Eat Safe inspections
How often we inspect your business depends on its level of risk and compliance. We might visit you every six months or we could visit your business once every three years.
Every registered food business in Jersey gets an Eat Safe inspection and star rating, based on compliance with the Jersey food law and the Food Standards Agency's Food Safety Code of Practice. After your business has been inspected you will be given your Eat Safe star rating.
Displaying an Eat Safe star rating
You are required by law to publicly display your star rating at any entrance used by your customers.
You can also undertake an audit of your own business using the Food Safety Checklist to help you identify areas of improvement.
The Eat Safe Food Safety Checklist
How the Eat Safe food safety and hygiene scheme works
Search for food safety and hygiene ratings (Eat Safe)

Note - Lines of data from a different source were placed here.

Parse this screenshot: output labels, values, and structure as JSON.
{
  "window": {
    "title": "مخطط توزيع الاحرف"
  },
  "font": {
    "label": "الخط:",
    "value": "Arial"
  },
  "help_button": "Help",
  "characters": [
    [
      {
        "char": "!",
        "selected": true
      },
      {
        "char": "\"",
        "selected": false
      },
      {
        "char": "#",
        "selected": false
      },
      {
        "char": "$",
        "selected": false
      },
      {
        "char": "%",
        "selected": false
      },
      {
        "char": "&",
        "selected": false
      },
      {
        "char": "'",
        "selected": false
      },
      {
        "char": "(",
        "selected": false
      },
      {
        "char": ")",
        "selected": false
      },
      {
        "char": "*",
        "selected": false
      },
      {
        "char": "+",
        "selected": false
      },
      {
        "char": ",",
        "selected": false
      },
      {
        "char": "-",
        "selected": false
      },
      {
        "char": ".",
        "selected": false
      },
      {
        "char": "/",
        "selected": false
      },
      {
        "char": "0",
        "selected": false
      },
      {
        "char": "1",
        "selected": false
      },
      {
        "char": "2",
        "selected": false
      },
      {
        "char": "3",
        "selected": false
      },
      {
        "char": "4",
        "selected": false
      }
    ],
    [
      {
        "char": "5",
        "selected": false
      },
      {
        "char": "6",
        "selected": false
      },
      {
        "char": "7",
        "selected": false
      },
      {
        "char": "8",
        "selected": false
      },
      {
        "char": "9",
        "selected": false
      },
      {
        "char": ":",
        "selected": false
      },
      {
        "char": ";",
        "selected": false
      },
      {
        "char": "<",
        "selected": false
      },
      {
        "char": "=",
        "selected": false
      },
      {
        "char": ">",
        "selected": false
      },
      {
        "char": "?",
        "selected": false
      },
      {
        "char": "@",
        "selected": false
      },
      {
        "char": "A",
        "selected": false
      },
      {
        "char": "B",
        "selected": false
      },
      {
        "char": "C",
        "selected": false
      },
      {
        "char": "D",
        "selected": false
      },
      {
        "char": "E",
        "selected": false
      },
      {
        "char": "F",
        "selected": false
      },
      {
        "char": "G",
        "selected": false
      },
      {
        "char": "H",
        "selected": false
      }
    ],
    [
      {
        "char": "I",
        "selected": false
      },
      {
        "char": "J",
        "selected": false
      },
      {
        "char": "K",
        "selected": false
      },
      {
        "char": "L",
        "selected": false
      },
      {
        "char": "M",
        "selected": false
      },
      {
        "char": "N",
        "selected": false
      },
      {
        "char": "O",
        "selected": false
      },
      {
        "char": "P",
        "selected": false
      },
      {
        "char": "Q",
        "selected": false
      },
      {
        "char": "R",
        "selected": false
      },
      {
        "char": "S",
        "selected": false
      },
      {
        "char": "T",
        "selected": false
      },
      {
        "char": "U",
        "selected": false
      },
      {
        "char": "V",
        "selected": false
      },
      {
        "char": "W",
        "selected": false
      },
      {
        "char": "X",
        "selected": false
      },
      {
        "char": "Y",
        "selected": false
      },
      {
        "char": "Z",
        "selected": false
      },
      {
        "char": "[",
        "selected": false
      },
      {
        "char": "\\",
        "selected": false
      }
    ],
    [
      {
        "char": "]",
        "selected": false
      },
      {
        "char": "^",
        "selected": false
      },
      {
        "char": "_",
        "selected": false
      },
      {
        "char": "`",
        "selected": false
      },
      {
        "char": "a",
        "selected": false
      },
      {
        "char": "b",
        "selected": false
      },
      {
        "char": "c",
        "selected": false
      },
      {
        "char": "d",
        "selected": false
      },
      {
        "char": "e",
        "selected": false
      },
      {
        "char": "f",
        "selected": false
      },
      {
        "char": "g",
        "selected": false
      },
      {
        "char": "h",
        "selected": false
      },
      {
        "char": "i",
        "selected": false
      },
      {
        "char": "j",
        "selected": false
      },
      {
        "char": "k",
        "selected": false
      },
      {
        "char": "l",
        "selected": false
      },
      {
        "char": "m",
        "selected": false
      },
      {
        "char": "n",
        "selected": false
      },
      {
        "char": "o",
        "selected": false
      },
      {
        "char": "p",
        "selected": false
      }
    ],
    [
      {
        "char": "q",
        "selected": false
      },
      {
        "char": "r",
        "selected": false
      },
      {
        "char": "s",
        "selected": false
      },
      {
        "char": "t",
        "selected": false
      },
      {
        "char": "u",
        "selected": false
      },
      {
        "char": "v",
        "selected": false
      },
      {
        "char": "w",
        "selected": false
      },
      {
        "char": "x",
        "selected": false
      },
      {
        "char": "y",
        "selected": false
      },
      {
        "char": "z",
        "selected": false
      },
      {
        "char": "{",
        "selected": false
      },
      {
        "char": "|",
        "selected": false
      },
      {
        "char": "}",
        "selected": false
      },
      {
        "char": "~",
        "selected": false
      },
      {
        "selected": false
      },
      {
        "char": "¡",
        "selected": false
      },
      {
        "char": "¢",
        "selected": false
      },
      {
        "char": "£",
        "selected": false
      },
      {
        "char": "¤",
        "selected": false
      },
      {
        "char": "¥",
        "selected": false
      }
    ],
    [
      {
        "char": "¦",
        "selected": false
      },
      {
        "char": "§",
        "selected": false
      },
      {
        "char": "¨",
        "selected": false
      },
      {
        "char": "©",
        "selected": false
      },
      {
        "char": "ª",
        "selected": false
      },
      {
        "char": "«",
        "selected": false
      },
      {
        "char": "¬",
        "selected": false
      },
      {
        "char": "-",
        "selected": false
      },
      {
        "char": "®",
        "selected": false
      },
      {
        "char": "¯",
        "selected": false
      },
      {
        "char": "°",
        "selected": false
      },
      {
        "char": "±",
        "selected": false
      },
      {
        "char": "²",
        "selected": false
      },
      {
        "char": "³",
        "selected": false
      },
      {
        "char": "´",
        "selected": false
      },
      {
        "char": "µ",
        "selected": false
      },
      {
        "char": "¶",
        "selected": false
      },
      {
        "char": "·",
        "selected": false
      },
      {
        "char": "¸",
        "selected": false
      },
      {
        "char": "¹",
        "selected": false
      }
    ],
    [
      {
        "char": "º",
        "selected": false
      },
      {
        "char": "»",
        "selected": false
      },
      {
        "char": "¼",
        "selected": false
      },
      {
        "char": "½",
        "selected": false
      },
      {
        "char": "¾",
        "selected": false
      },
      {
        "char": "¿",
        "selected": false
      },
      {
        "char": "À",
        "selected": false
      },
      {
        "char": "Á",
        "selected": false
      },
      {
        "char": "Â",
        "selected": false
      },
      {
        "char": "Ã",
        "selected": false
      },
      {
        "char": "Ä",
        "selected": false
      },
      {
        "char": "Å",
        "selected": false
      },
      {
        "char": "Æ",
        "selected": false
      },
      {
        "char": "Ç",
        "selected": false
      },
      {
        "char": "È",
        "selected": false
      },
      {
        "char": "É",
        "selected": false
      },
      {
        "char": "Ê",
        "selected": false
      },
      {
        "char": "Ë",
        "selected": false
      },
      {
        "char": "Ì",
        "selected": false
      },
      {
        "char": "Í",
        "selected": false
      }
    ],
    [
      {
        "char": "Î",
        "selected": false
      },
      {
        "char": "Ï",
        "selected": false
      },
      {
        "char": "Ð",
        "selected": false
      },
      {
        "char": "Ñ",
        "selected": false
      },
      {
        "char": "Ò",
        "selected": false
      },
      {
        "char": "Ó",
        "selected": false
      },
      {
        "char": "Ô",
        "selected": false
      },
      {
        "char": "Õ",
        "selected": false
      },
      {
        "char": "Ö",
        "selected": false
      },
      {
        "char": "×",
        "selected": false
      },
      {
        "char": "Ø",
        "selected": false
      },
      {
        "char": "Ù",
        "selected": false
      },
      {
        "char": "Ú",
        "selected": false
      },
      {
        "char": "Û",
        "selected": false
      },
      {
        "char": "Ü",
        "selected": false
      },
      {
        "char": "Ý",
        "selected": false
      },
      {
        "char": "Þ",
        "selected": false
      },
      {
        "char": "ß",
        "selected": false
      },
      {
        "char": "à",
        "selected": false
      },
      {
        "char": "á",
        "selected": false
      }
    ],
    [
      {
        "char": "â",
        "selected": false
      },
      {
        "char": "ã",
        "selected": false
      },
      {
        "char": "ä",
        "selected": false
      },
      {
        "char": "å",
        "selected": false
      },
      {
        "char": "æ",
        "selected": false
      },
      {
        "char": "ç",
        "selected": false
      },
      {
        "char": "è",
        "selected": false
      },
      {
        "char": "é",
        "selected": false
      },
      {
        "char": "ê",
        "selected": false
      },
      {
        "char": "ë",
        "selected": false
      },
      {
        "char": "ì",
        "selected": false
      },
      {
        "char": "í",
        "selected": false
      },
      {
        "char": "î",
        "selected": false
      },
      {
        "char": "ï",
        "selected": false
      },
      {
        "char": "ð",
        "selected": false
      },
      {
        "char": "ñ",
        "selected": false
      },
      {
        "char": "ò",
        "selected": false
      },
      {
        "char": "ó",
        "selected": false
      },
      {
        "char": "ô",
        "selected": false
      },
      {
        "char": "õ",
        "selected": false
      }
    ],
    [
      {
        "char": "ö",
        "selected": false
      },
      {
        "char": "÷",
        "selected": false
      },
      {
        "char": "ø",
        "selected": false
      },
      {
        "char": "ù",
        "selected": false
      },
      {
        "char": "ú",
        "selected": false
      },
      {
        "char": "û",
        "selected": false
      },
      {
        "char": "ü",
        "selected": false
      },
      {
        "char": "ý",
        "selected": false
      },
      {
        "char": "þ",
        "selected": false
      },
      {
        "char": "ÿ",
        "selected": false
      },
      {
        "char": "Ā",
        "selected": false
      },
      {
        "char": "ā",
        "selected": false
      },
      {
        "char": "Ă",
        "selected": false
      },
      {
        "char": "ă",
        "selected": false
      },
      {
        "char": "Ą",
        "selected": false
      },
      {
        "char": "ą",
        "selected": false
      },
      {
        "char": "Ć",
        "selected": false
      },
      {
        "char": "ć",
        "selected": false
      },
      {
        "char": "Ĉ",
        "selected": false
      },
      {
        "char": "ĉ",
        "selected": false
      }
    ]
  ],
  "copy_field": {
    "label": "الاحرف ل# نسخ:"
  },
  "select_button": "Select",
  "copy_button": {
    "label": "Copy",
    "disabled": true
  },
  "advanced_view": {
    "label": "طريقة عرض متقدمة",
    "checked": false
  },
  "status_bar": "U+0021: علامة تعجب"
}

Email Environmental Health to get an Eat Safe logo
Disagreeing with your inspection results or telling us about improvements
You can use the form below to tell us about the efforts you have made to improve or address matters raised during your inspection. This information can then be published on the website alongside your star rating.
You can also request a re-inspection if you've carried out improvements but you'll need wait until three months after your last inspection before you can request another one. You must provide details of the improvements made, including supporting evidence where appropriate.
If you're unhappy with your inspection results, you can appeal.
Eat Safe food and hygiene inspections form
Food hygiene legislation and best practice
Your Eat Safe rating is based on The Food Safety (Jersey) Law 1966 which deals with many aspects of food hygiene, including:
- unfit food
- poor practices
- temperature control
- imported foods
Food Safety (Jersey) Law 1966 on Jersey Law website
Industry guides to good hygiene practice on FSA website
Outdoor event catering standards
We inspect outdoor catering events to ensure the vehicles, kiosks and stalls comply with the law.
Outdoor catering presents more opportunities for things to go wrong, so particular attention and planning needs to be paid to food hygiene.
Food Hygiene and Event Catering Guide
Condemnation certificates for unfit food
If your business has food that's not fit to be eaten or sold (eg your freezer breaks down and the food defrosts) your insurance company may need a food condemnation certificate.
Contact Environmental Health if you need a food condemnation certificate. There is a charge for this service, which doesn't include collection or disposal of the food.
The current fee is £68.16